Information provided: Begin

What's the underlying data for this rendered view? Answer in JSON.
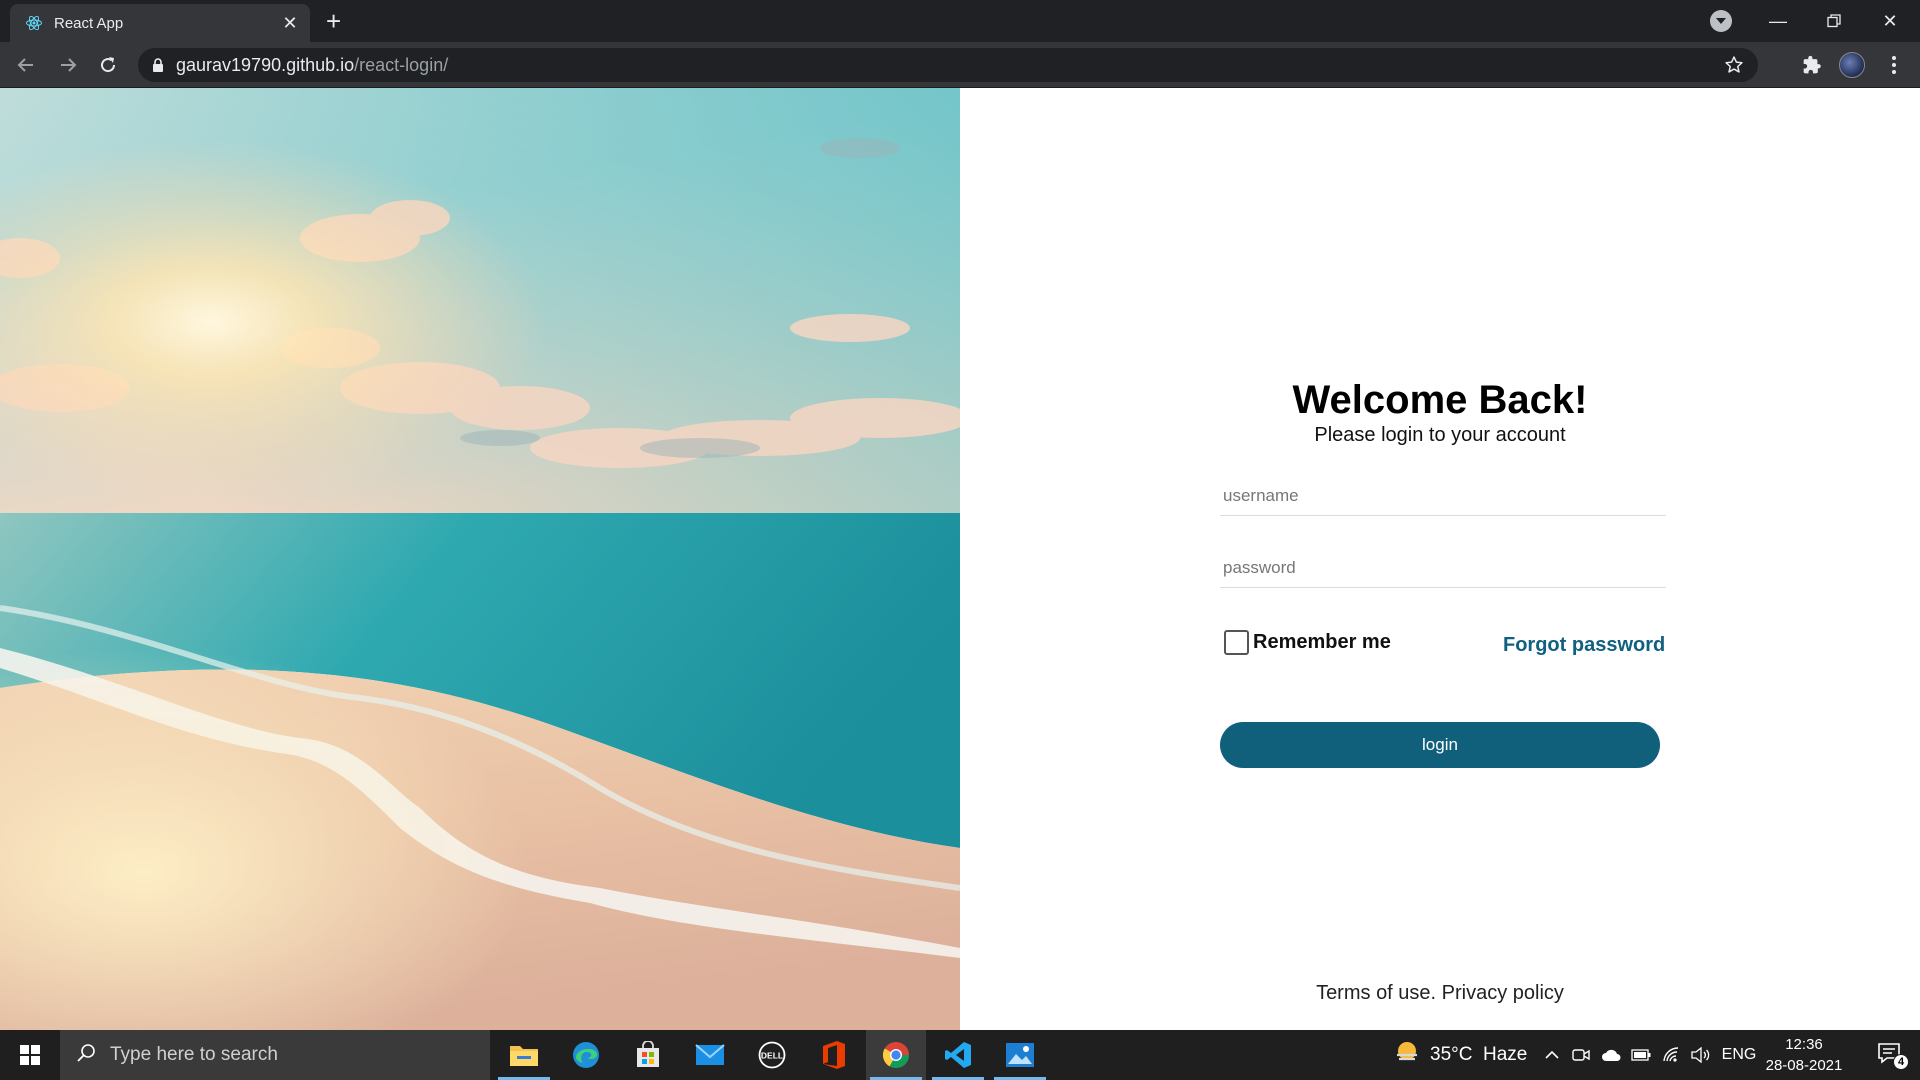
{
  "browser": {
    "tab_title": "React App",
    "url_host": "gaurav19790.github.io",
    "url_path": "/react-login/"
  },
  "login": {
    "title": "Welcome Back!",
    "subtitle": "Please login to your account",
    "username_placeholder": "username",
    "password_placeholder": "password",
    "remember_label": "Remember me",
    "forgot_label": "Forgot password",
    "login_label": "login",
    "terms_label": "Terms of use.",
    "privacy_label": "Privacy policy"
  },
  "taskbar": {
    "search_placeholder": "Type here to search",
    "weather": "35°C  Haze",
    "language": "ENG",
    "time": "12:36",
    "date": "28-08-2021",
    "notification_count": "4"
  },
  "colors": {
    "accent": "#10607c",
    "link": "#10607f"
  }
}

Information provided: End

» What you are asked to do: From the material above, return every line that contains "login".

» Written solution:
    "url_path": "/react-login/"
  "login": {
    "subtitle": "Please login to your account",
    "login_label": "login",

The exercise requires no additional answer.